A study for the first time has revealed a possible association between migraines and carpal tunnel syndrome (CTS), with migraines more than twice as prevalent in patients with CTS as in those without.
“The association of these two distinct disease processes is a fascinating connection that needs to be explored further,” study investigator Douglas M. Sammer, MD, chief of the Hand and Upper Extremities Division, Department of Plastic Surgery, University of Texas Southwestern Medical Center at Dallas, said in a statement.
“This association suggests the possibility, although not demonstrated in this study, of a common systemic or neurologic risk factor,” the authors write.

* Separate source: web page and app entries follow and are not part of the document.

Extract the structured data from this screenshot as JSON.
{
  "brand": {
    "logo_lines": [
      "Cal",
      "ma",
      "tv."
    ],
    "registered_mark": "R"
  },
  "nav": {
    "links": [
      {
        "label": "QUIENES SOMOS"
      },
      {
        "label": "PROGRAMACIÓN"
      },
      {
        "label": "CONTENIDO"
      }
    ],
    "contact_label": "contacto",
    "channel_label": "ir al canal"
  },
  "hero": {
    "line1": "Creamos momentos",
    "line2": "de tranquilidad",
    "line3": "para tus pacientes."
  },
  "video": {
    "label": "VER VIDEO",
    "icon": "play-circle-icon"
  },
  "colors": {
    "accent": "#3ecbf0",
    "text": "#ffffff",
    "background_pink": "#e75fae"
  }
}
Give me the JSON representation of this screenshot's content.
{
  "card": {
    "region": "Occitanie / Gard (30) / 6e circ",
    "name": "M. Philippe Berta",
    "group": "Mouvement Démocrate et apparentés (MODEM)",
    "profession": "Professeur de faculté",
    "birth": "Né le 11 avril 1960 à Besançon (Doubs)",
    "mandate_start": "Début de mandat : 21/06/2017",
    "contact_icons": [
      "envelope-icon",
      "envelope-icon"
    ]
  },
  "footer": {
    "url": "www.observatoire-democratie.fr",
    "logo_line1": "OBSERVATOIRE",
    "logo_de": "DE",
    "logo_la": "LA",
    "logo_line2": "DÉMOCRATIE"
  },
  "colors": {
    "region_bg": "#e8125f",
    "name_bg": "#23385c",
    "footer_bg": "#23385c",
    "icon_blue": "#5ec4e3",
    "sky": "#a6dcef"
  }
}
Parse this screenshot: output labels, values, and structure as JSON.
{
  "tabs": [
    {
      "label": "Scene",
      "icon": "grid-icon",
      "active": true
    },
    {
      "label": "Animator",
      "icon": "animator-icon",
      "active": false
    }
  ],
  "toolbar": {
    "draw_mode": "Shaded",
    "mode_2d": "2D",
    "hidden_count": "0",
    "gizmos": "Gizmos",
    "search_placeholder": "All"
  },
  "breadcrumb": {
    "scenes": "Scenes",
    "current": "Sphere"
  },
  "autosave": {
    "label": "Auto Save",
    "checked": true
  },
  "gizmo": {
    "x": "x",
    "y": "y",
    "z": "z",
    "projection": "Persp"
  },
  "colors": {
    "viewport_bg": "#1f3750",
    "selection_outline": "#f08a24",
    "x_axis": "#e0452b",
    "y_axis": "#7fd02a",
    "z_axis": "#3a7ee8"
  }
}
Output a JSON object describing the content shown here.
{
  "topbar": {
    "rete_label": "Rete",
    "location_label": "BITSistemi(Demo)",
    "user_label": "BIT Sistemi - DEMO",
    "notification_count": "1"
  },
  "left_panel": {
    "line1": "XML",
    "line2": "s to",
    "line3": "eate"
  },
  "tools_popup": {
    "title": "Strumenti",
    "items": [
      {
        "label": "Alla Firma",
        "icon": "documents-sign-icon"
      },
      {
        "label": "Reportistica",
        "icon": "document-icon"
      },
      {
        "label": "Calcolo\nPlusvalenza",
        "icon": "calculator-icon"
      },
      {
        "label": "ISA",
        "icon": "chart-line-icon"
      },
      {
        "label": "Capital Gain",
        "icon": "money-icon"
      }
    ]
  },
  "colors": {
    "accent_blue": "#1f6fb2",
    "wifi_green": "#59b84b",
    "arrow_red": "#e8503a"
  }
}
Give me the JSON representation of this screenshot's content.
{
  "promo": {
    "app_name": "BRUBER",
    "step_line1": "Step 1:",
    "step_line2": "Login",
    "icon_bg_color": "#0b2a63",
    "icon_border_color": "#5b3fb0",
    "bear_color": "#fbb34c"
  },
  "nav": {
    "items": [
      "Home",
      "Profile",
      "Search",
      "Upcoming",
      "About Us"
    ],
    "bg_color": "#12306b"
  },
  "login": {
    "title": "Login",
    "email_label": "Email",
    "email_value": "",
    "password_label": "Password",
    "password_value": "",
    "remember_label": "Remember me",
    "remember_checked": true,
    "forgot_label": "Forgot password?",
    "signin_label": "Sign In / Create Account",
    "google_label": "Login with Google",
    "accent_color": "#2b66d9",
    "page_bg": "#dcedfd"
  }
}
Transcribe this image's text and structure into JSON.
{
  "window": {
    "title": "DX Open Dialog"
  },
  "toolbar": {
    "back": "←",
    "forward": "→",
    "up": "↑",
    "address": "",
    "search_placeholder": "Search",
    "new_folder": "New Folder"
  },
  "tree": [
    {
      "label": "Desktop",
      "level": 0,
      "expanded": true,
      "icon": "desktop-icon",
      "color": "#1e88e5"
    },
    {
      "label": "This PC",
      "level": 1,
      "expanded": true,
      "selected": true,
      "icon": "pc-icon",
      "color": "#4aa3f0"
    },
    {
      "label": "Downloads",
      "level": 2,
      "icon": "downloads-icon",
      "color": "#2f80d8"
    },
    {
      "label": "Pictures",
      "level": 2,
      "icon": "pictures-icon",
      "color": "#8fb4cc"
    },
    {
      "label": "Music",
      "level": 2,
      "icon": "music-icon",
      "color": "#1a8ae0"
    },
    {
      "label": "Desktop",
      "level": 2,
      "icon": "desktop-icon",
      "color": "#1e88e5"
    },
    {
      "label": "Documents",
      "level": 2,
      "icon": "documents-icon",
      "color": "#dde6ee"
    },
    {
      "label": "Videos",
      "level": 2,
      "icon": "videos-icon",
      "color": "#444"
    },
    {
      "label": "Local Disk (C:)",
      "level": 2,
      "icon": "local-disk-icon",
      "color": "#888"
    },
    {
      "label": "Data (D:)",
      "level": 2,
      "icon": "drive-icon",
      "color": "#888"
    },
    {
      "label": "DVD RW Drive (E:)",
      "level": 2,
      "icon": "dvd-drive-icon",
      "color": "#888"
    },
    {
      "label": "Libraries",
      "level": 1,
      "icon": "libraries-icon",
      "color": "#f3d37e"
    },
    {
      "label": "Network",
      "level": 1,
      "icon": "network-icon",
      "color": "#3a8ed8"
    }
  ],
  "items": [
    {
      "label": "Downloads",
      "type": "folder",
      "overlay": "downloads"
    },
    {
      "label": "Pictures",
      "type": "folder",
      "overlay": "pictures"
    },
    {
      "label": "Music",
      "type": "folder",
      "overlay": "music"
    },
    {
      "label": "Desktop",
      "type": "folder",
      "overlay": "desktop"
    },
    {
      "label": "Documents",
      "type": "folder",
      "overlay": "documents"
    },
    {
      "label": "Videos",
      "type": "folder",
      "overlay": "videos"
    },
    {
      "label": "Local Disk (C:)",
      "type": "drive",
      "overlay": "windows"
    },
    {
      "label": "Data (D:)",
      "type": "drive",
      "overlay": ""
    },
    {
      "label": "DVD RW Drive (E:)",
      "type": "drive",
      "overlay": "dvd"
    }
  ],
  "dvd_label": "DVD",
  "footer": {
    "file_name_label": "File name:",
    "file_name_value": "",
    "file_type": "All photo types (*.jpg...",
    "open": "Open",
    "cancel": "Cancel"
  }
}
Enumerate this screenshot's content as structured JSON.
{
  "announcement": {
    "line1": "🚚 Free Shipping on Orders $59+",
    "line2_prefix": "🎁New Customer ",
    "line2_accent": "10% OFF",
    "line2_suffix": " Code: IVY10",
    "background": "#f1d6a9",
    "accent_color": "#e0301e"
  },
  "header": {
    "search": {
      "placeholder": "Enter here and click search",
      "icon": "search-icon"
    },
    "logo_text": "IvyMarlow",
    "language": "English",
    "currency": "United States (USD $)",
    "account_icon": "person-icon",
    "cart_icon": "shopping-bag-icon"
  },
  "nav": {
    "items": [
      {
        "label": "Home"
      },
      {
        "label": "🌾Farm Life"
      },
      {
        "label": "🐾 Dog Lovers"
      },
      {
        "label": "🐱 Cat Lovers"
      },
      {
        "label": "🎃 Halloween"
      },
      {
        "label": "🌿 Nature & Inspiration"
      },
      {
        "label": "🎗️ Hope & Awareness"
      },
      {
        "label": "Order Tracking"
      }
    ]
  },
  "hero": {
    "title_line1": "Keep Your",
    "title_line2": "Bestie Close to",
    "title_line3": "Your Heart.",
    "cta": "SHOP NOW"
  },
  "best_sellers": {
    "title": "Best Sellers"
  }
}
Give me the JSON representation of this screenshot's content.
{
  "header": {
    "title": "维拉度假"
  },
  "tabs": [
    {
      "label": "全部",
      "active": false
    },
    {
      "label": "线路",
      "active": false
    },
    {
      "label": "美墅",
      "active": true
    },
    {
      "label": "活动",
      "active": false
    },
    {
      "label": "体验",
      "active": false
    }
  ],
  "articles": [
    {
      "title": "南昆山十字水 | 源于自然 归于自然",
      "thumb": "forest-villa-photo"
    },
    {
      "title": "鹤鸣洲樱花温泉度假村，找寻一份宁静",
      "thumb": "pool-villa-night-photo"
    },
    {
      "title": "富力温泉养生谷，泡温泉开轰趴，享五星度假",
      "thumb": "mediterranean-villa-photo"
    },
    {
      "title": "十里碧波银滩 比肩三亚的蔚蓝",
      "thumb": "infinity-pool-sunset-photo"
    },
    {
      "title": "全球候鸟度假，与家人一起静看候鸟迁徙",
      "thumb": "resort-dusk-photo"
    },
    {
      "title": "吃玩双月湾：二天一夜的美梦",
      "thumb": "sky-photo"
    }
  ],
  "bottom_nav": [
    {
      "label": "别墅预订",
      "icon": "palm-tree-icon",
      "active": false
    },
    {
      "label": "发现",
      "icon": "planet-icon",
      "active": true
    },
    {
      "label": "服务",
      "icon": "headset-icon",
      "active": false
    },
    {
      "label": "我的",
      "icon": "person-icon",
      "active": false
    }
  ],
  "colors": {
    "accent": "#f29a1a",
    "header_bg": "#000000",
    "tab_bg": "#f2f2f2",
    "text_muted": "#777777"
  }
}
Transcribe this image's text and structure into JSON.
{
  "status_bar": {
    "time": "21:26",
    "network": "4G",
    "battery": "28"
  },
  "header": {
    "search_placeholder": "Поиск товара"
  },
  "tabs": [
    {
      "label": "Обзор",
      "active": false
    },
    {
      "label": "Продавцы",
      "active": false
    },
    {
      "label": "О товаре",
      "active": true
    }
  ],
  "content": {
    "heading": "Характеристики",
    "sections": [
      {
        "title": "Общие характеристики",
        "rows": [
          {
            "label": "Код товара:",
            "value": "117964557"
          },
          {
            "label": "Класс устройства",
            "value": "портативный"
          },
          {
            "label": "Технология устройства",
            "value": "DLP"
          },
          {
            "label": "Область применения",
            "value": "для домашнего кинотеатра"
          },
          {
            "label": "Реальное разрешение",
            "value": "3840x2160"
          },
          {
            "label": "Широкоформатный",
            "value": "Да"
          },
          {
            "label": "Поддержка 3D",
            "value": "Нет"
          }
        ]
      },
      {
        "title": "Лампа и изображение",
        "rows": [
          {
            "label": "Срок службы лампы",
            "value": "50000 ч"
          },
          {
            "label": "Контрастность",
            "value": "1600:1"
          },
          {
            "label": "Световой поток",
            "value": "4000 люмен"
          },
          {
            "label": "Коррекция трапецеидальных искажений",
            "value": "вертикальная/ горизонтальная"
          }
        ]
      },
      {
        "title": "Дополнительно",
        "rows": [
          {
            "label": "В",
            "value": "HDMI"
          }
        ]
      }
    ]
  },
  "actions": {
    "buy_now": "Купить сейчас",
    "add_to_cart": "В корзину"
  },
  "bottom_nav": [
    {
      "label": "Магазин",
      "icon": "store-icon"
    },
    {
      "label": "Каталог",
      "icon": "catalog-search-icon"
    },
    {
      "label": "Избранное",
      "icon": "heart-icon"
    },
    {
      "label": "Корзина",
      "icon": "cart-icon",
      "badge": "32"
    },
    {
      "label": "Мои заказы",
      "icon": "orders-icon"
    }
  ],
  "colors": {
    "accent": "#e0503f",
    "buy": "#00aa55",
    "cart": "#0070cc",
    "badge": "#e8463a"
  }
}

In addition, migraine headache may be an early warning sign of increased risk for future CTS, they say.
The study was published online in Plastic and Reconstructive Surgery.
In a cross-sectional analysis of 25,880 adults who responded to the 2010 National Health Interview Survey, 952 (3.7%) had CTS and 4212 (16.3%) had migraine headache.
A case of CTS was defined as a respondent who answered “yes” to two questions: “Have you ever been told by a doctor or other health professional that you have a condition affecting the wrist and hand called carpal tunnel syndrome?” and “During the past 12 months have you had carpal tunnel syndrome?”
A case of migraine was defined as a respondent who answered “yes” to the question, “During the past 3 months, did you have severe headache or migraine?”
The study team found that migraine prevalence was higher in those with than without CTS (34% vs 16%; adjusted odds ratio [aOR], 2.60; 95% confidence interval [CI], 2.16 – 3.13).
CTS prevalence was also higher in persons with than without migraine headache (8% vs 3%; aOR, 2.67; 95% CI, 2.22 – 3.22).
CTS was associated with older age, female sex, obesity, diabetes, and smoking. Migraine headache was associated with younger age, female sex, obesity, diabetes, and smoking.
“Although we have theories, at this time we simply don’t know why people with carpal tunnel syndrome are more likely to have migraines, and vice versa,” Dr Sammer said. “A deeper understanding of how and why this connection exists may lead to earlier diagnosis or even the ability to implement preventive measures,” he added.
Unlike CTS, migraine has not historically been considered a compression neuropathy, the researchers note in their article. However, some recent evidence suggests that some migraine headaches may be associated with nerve compression around the head and neck and that some migraines may be successfully treated by targeted peripheral nerve decompression, they note.
“Based on the findings of this study and prior studies, it may be worthwhile in patients with migraine to perform an examination for peripheral nerve compression in the head and neck,” the authors suggest.
A key limitation of the study, say the researchers, is that the survey question for migraine headache was worded “migraine or severe headache.” This lack of specificity may have led to a number of false-positive respondents without true migraine headaches, they point out.
Another limitation is the fact that this was a survey-based study and did not consist of patients with CTS or migraine headache diagnoses confirmed by a medical professional.
Experts Weigh In, Urge Caution
Reached for comment, Matthew S. Robbins, MD, director, Inpatient Services, Montefiore Headache Center, chief of neurology, Einstein Division, Montefiore Medical Center, Bronx, New York, told Medscape Medical News that the study is “interesting and does address this connection for the first time.”
“From my own clinical practice, I do believe in the study results reported,” Dr Robbins said. “However, the emphasis on peripheral nerve compression as a cause or major factor for migraine is highly disputed, and most of us who diagnose, treat, and study patients with migraine regularly know that migraine is a problem of the brain.”
He added, “The labeling of the disorder as ‘migraine headache’ rather than ‘migraine’ also reflects a lack of emphasis on this point, as migraine features so many other symptoms aside from headache, as any patient would describe. Migraine is a disorder where there is an inherited sensitivity of the nervous system, and with time there is sensitization of broader pain pathways that elevate the risk of experiencing other pain conditions. That is why migraine is associated not just with carpal tunnel syndrome but low back pain, fibromyalgia, temporomandibular dysfunction, and other pain conditions — the list is long.”
Dr Robbins agrees that the methods for defining migraine in this study were “not ideal, [but] the authors took advantage of a large, established national database with immense power, so within the study mechanism this is a limitation to concede. However, it is likely that the question does capture many of those with active migraine.”
But Stephen Silberstein, MD, director of the Headache Center at Thomas Jefferson University, Philadelphia, Pennsylvania, has major concerns about the methods. The “crucial fundamental flaw” is defining migraine as having severe headache or migraine in the last 3 months.
“The only way to show an association is lifetime prevalence of migraine as opposed to any headache in the last 3 months, so the criteria questions they used are not adequate,” he told Medscape Medical News.